Work order:
Copy every line of the data that contains the string "title".

Supplied entries:
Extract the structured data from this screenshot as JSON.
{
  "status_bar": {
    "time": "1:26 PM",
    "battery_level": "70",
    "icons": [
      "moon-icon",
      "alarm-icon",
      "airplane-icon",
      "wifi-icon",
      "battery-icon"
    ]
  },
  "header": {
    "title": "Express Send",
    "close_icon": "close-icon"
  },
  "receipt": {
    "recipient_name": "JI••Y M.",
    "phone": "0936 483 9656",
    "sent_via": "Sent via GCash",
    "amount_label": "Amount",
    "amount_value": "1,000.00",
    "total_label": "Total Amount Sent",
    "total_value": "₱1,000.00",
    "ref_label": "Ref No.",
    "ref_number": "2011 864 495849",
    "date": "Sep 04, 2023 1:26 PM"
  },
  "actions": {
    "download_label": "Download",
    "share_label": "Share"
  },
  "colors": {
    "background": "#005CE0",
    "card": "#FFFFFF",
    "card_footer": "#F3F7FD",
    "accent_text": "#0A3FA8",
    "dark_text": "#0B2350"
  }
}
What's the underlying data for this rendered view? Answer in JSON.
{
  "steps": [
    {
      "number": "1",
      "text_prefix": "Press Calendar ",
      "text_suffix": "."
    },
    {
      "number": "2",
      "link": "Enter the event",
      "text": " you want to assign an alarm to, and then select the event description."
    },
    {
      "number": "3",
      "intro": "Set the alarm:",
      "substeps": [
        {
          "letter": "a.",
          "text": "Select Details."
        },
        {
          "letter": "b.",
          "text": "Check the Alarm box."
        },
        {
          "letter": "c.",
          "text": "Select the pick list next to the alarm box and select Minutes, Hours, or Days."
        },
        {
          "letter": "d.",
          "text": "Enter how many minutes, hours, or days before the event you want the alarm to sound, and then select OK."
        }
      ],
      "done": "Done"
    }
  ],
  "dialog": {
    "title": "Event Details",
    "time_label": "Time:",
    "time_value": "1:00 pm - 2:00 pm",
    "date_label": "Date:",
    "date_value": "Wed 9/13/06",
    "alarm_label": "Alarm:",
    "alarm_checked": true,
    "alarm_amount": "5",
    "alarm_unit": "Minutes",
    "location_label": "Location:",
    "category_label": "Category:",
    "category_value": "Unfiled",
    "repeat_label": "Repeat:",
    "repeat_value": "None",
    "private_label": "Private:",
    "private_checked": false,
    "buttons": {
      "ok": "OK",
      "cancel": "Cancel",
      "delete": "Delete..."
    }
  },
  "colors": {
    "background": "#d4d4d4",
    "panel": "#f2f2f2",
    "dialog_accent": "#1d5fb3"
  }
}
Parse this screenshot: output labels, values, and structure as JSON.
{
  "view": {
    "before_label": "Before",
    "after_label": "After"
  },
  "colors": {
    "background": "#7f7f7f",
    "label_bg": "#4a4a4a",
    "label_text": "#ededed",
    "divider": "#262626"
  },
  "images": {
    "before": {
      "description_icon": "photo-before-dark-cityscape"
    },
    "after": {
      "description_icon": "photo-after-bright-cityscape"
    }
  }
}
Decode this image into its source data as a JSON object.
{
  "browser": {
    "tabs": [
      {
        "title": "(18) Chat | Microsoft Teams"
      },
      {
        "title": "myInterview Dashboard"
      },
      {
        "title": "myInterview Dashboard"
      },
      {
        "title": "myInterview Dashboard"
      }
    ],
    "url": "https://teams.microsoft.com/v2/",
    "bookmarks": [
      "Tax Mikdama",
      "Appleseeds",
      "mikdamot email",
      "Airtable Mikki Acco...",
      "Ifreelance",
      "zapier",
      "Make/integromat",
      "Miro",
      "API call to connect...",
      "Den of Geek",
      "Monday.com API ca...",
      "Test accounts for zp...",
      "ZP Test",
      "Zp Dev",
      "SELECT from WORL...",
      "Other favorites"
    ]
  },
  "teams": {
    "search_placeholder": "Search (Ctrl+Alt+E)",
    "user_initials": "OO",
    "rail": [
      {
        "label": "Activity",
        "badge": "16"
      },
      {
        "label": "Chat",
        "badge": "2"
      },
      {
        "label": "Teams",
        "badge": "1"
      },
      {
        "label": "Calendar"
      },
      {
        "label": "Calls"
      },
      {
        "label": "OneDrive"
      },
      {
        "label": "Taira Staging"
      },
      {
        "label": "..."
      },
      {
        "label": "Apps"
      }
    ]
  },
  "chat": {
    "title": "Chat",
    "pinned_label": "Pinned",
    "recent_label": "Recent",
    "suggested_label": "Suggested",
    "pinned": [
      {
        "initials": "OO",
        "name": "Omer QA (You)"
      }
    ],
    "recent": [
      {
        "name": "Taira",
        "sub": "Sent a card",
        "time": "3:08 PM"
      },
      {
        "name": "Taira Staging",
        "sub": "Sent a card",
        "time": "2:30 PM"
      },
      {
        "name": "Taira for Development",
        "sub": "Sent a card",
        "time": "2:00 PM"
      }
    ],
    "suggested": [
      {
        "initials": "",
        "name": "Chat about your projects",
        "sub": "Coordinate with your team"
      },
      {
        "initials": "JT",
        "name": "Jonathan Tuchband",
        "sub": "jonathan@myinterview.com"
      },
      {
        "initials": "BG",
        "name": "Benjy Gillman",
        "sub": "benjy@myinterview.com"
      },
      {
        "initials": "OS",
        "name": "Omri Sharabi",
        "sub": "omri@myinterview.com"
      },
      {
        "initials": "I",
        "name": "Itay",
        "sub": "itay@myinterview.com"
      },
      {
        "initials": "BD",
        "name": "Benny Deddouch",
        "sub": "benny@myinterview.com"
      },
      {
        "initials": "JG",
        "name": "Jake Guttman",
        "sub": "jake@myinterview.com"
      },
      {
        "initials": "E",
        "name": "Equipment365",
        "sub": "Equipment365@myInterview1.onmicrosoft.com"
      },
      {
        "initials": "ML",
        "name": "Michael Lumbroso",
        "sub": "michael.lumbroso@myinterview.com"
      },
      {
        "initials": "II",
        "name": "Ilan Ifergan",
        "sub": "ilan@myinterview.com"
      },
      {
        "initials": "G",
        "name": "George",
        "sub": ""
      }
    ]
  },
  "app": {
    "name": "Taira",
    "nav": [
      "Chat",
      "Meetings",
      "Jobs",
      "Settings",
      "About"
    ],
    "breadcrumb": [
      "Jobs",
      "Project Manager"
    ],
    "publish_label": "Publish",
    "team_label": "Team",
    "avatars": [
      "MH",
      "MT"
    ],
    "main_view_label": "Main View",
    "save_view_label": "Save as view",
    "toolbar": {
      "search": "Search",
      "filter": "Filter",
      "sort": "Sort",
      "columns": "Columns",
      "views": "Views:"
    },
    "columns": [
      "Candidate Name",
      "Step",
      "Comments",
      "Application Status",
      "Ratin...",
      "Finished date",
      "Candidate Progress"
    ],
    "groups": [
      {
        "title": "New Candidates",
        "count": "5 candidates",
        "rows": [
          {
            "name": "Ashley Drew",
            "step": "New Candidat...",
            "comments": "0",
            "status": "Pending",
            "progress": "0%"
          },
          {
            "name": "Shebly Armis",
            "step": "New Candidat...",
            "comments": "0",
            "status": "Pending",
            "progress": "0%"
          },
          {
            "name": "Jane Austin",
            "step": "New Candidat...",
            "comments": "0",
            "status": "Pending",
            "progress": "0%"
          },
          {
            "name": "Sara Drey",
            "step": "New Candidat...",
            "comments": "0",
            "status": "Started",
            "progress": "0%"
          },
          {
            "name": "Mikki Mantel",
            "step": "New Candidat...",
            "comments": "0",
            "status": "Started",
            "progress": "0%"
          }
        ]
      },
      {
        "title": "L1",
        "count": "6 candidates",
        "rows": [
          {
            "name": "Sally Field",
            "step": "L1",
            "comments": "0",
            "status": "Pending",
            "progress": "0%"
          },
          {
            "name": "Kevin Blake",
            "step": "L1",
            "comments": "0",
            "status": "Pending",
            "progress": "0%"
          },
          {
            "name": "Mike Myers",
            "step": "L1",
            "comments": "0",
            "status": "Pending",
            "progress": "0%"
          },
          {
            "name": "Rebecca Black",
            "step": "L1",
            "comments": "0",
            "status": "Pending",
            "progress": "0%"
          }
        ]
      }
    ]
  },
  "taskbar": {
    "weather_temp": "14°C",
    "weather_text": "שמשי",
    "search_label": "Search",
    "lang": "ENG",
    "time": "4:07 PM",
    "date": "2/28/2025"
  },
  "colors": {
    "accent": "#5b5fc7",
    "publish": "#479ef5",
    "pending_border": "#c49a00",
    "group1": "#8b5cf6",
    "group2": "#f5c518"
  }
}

Response area:
    "title": "Express Send",
    "title": "Event Details",
        "title": "(18) Chat | Microsoft Teams"
        "title": "myInterview Dashboard"
        "title": "myInterview Dashboard"
        "title": "myInterview Dashboard"
    "title": "Chat",
        "title": "New Candidates",
        "title": "L1",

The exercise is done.